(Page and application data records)
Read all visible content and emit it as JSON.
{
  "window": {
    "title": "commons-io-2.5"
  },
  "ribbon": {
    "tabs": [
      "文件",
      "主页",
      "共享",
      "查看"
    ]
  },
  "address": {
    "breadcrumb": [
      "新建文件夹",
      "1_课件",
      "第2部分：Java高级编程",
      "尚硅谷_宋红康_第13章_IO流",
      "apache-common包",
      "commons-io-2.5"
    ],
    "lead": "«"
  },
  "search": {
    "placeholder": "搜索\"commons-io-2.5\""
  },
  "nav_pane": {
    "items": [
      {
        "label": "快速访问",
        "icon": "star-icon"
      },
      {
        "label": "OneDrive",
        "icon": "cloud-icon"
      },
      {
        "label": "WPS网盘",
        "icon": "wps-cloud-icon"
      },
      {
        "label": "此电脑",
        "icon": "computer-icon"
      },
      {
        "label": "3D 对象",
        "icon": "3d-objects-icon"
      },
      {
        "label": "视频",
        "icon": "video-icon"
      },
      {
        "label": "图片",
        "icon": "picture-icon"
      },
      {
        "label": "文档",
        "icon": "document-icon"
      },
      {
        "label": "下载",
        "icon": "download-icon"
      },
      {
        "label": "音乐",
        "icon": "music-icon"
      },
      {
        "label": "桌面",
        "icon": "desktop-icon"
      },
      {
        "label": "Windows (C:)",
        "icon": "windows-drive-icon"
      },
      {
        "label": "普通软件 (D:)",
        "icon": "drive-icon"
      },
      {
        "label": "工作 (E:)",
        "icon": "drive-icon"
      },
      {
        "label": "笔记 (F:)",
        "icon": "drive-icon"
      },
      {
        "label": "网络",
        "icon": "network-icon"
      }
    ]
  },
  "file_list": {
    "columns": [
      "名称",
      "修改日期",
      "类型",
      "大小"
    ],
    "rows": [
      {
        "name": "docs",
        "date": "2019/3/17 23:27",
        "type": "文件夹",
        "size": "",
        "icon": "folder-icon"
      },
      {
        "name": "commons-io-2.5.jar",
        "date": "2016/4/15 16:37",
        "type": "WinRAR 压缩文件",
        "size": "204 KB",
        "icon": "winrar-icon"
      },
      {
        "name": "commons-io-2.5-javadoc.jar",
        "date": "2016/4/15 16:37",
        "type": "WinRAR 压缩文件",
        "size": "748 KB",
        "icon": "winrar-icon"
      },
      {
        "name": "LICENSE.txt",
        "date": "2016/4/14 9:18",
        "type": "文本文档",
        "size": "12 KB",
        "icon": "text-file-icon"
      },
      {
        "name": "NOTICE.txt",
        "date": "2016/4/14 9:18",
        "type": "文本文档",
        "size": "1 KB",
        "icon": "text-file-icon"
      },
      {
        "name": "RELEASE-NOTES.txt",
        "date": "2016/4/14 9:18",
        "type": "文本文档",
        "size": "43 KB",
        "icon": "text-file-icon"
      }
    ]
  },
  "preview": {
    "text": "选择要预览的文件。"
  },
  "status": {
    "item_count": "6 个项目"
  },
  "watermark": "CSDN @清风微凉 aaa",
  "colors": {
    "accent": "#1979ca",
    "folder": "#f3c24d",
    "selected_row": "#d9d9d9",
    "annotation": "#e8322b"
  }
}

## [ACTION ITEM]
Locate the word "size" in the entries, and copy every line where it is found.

## [YOUR RESPONSE]
        "size": "",
        "size": "204 KB",
        "size": "748 KB",
        "size": "12 KB",
        "size": "1 KB",
        "size": "43 KB",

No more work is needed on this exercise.